Stephen G. Miller, professor emeritus of Classical Archaeology at the University of California, Berkeley, and director of Nemea excavations has warned that the possible dismissal of seven temporary guards from the archaeological site of Ancient Nemea as part of government plans to streamline the Greek civil service, may force the closure of the site.

In an open letter addressed to the general public recently, Miller lamented the consequences of such a decision.

Dr. Miller arrived at Nemea in 1973, when the ancient site still lay buried beneath a highway and vineyards used by raisin farmers. Excavations there unearthed the temple and stadium, one of the four major sites where Ancient Greek games were held: Olympia, Delphi, Isthmia and Nemea. Since 1973, as he writes in the letter, he has bought land and created an archaeological park, he built and equipped a museum, has started the restoration of the Temple of Nemean Zeus, brought to light the ancient stadium with its vaulted entrance. Miller also has held a revival of the Nemean games every four years since 1996, a lower-key, more egalitarian affair than the Olympics, in which athletes sporting white tunics engage in a no-prize competition with a relatively small but dedicated following.

“The idea is that anyone can feel like an ancient Greek athlete for 10 minutes,” he explained in a midweek interview at Nemea, standing at the stadium’s entrance tunnel, where graffiti from ancient athletes is still visible. “The thing I’m worried about is that this place is going to have to be closed.”

Seven of the site’s 10-member staff at Nemea have not have their contracts renewed. If they lose their final challenge in court next month, Miller said, the site will close. Staff shortages last year forced Nemea to close on weekends for 10 weeks.

“It’s sad for me that it’s come to this. There should be people crawling all over this place.”

“The treasure of Greece is its antiquities and the young archaeologists trained to look after those antiquities. Instead of making the investments that would have yielded archaeology an income producing venture, it’s always been shoved off to the side,” Miller said. “There’s no hotel here, no restaurant, no shop.”

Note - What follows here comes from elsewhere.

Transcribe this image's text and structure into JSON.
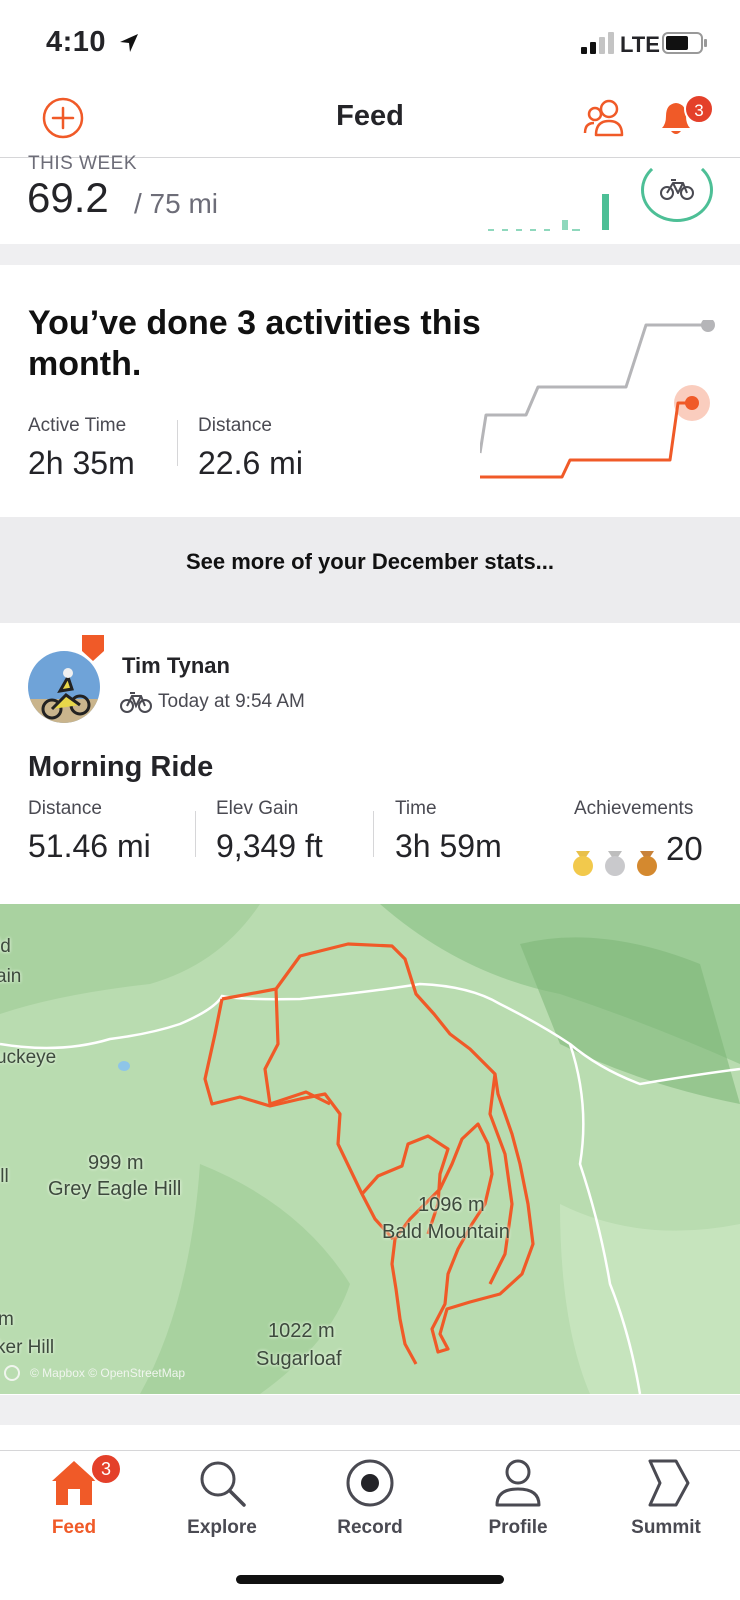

“If this [the lay-offs] happens, I will look at myself in the mirror and realize how mindless, how deluded I was. I will have wasted my entire life’s work,” Miller wrote.